    There is the potential here for this to amount to datamining, ie an arbitrary restriction of a very large dataset to a comparatively extremely small subset.

    Interestingly, they also point to studies showing greater yield improvements than incorporated by the IPCC modeling.

    However, in the end, while we know that carbon dioxide is beneficial, we also know that the net effect is complex and influenced by the individual species, available moisture, local temperatures, micronutrients, and also is amenable to improvement through plant breeding or changes in agricultural practises. We don't really understand what impacts the size of the CO2 fertilisation effect and for future predictions, we've got to make vast assumptions of what genetic engineering, or simple plant breeding and changes in agronomic practises, can do.

    I also think that the agronomic forecasts don't take adaptation sufficiently into account. Warmth isn't bad for plant growth as such. Some plants are very well adapted to temperatures above 25C. The oil palm say, which is the highest yielding major oil crop, can only survive with temperatures above 25C nearly all year round. A suitable adaptation for some rice growing regions might be to switch to oil palm and for rice growing to move North.

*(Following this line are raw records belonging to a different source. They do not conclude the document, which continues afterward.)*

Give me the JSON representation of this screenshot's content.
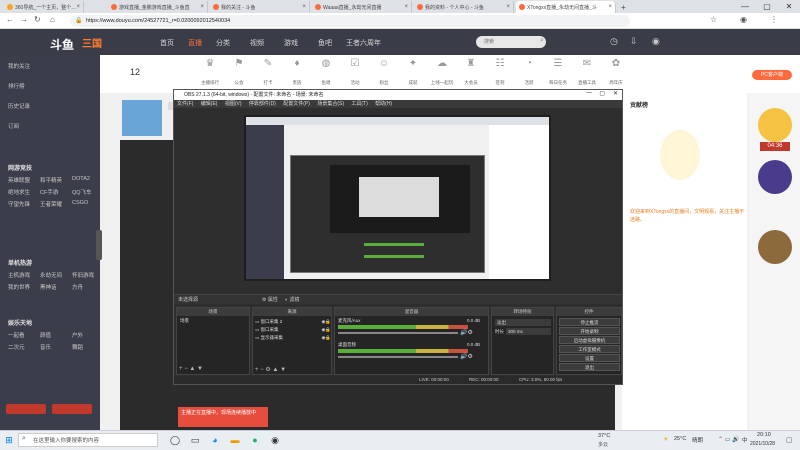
{
  "browser": {
    "tabs": [
      {
        "label": "360导航_一个主页，整个世界",
        "color": "#f5a623"
      },
      {
        "label": "游戏直播_金鹏游戏直播_斗鱼直",
        "color": "#ff6a3d"
      },
      {
        "label": "我的关注 - 斗鱼",
        "color": "#ff6a3d"
      },
      {
        "label": "Waaaa直播_永劫无间直播",
        "color": "#ff6a3d"
      },
      {
        "label": "我的资料 - 个人中心 - 斗鱼",
        "color": "#ff6a3d"
      },
      {
        "label": "XTongxx直播_永劫无间直播_斗",
        "color": "#ff6a3d"
      }
    ],
    "url": "https://www.douyu.com/24527721_r=0.0200092012540034",
    "controls": [
      "—",
      "▢",
      "✕"
    ]
  },
  "douyu": {
    "logo": "斗鱼",
    "logo2": "三国",
    "nav": [
      "首页",
      "直播",
      "分类",
      "视频",
      "游戏",
      "鱼吧",
      "王者六周年"
    ],
    "search_placeholder": "搜索",
    "sidebar_top": [
      "我的关注",
      "排行榜",
      "历史记录",
      "订阅"
    ],
    "sidebar_sections": [
      {
        "title": "网游竞技",
        "items": [
          "英雄联盟",
          "和平精英",
          "DOTA2",
          "绝地求生",
          "CF手游",
          "QQ飞车",
          "守望先锋",
          "王者荣耀",
          "CSGO"
        ]
      },
      {
        "title": "单机热游",
        "items": [
          "主机游戏",
          "永劫无间",
          "怀旧游戏",
          "我的世界",
          "黑神话",
          "方舟"
        ]
      },
      {
        "title": "娱乐天地",
        "items": [
          "一起看",
          "颜值",
          "户外",
          "二次元",
          "音乐",
          "舞蹈"
        ]
      }
    ],
    "quick_icons": [
      "主播排行",
      "公会",
      "打卡",
      "贵族",
      "鱼塘",
      "活动",
      "粉丝",
      "成就",
      "上线一起玩",
      "大会员",
      "签到",
      "活跃",
      "每日任务",
      "直播工具",
      "周年庆"
    ],
    "level_num": "12",
    "pc_badge": "PC客户端",
    "right_notice": "欢迎来到XTongxx的直播间，文明观看，关注主播不迷路。",
    "right_rank": "贡献榜",
    "timer": "04:36",
    "live_banner": "主播正在直播中，现场连续播放中",
    "video_bar": [
      "赠送礼物",
      "充值"
    ]
  },
  "obs": {
    "title": "OBS 27.1.3 (64-bit, windows) - 配置文件: 未命名 - 场景: 未命名",
    "menu": [
      "文件(F)",
      "编辑(E)",
      "视图(V)",
      "停靠部件(D)",
      "配置文件(P)",
      "场景集合(S)",
      "工具(T)",
      "帮助(H)"
    ],
    "sel_label": "未选择源",
    "props_btn": "属性",
    "filter_btn": "滤镜",
    "panels": {
      "scenes": {
        "title": "场景",
        "items": [
          "场景"
        ]
      },
      "sources": {
        "title": "来源",
        "items": [
          "窗口采集 2",
          "窗口采集",
          "显示器采集"
        ]
      },
      "mixer": {
        "title": "混音器",
        "tracks": [
          {
            "name": "麦克风/Aux",
            "db": "0.0 dB"
          },
          {
            "name": "桌面音频",
            "db": "0.0 dB"
          }
        ]
      },
      "transitions": {
        "title": "转场特效",
        "type": "淡出",
        "duration_label": "时长",
        "duration": "300 ms"
      },
      "controls": {
        "title": "控件",
        "buttons": [
          "停止推流",
          "开始录制",
          "启动虚拟摄像机",
          "工作室模式",
          "设置",
          "退出"
        ]
      }
    },
    "status": {
      "live": "LIVE: 00:00:00",
      "rec": "REC: 00:00:00",
      "cpu": "CPU: 3.0%, 60.00 fps"
    }
  },
  "taskbar": {
    "search_placeholder": "在这里输入你要搜索的内容",
    "weather": "37°C",
    "weather2": "多云",
    "temp": "25°C",
    "weather3": "晴朗",
    "time": "20:10",
    "date": "2021/10/28",
    "lang": "中"
  }
}
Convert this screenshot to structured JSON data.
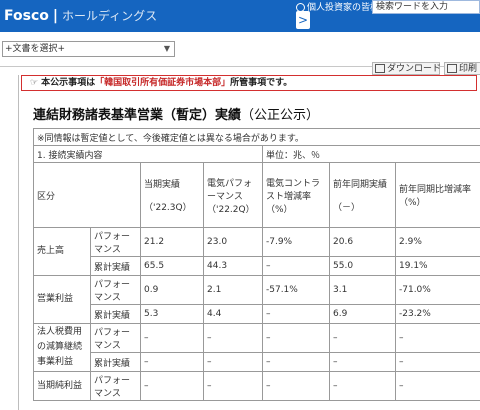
{
  "header": {
    "brand": "Fosco",
    "sub": "ホールディングス",
    "links": [
      "個人投資家の皆様",
      "お問い合わせ"
    ],
    "nav_arrow": ">",
    "search_value": "検索ワードを入力"
  },
  "toolbar": {
    "doc_select": "+文書を選択+",
    "download_label": "ダウンロード",
    "print_label": "印刷"
  },
  "notice": {
    "prefix": "本公示事項は",
    "highlight": "「韓国取引所有価証券市場本部」",
    "suffix": "所管事項です。"
  },
  "report": {
    "title_bold": "連結財務諸表基準営業（暫定）実績",
    "title_normal": "（公正公示）",
    "note": "※同情報は暫定値として、今後確定値とは異なる場合があります。",
    "section": "1. 接続実績内容",
    "unit": "単位：兆、％",
    "headers": {
      "category": "区分",
      "current": "当期実績",
      "current_period": "（'22.3Q）",
      "prev": "電気パフォーマンス",
      "prev_period": "（'22.2Q）",
      "prev_change": "電気コントラスト増減率",
      "prev_change_unit": "（%）",
      "yoy": "前年同期実績",
      "yoy_period": "（－）",
      "yoy_change": "前年同期比増減率（%）"
    },
    "rows": [
      {
        "group": "売上高",
        "sub": "パフォーマンス",
        "cur": "21.2",
        "prev": "23.0",
        "prev_chg": "-7.9%",
        "yoy": "20.6",
        "yoy_chg": "2.9%"
      },
      {
        "group": "",
        "sub": "累計実績",
        "cur": "65.5",
        "prev": "44.3",
        "prev_chg": "–",
        "yoy": "55.0",
        "yoy_chg": "19.1%"
      },
      {
        "group": "営業利益",
        "sub": "パフォーマンス",
        "cur": "0.9",
        "prev": "2.1",
        "prev_chg": "-57.1%",
        "yoy": "3.1",
        "yoy_chg": "-71.0%"
      },
      {
        "group": "",
        "sub": "累計実績",
        "cur": "5.3",
        "prev": "4.4",
        "prev_chg": "–",
        "yoy": "6.9",
        "yoy_chg": "-23.2%"
      },
      {
        "group": "法人税費用の減算継続事業利益",
        "sub": "パフォーマンス",
        "cur": "–",
        "prev": "–",
        "prev_chg": "–",
        "yoy": "–",
        "yoy_chg": "–"
      },
      {
        "group": "",
        "sub": "累計実績",
        "cur": "–",
        "prev": "–",
        "prev_chg": "–",
        "yoy": "–",
        "yoy_chg": "–"
      },
      {
        "group": "当期純利益",
        "sub": "パフォーマンス",
        "cur": "–",
        "prev": "–",
        "prev_chg": "–",
        "yoy": "–",
        "yoy_chg": "–"
      }
    ]
  }
}
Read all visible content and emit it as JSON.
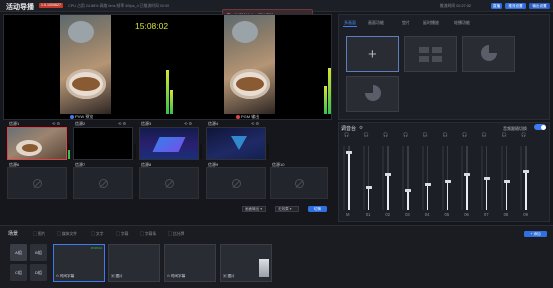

    Lack of moisture is always bad, though it's also the factor most amenable to CO2 fertilisation effects (because of lower required respiration to get the CO2, and therefore lower evaporative losses). However, I don't think the modelling indicates generally lower water availability worldwide from climate change, and even if it did truely mean more floods and more droughts (which the IPCC is not predicting, what they are predicting with high certainty amounts to what can be expected from moving an equivalent distance closer to the equator), there is scope for water projects to store water, both for flood protection and irrigation.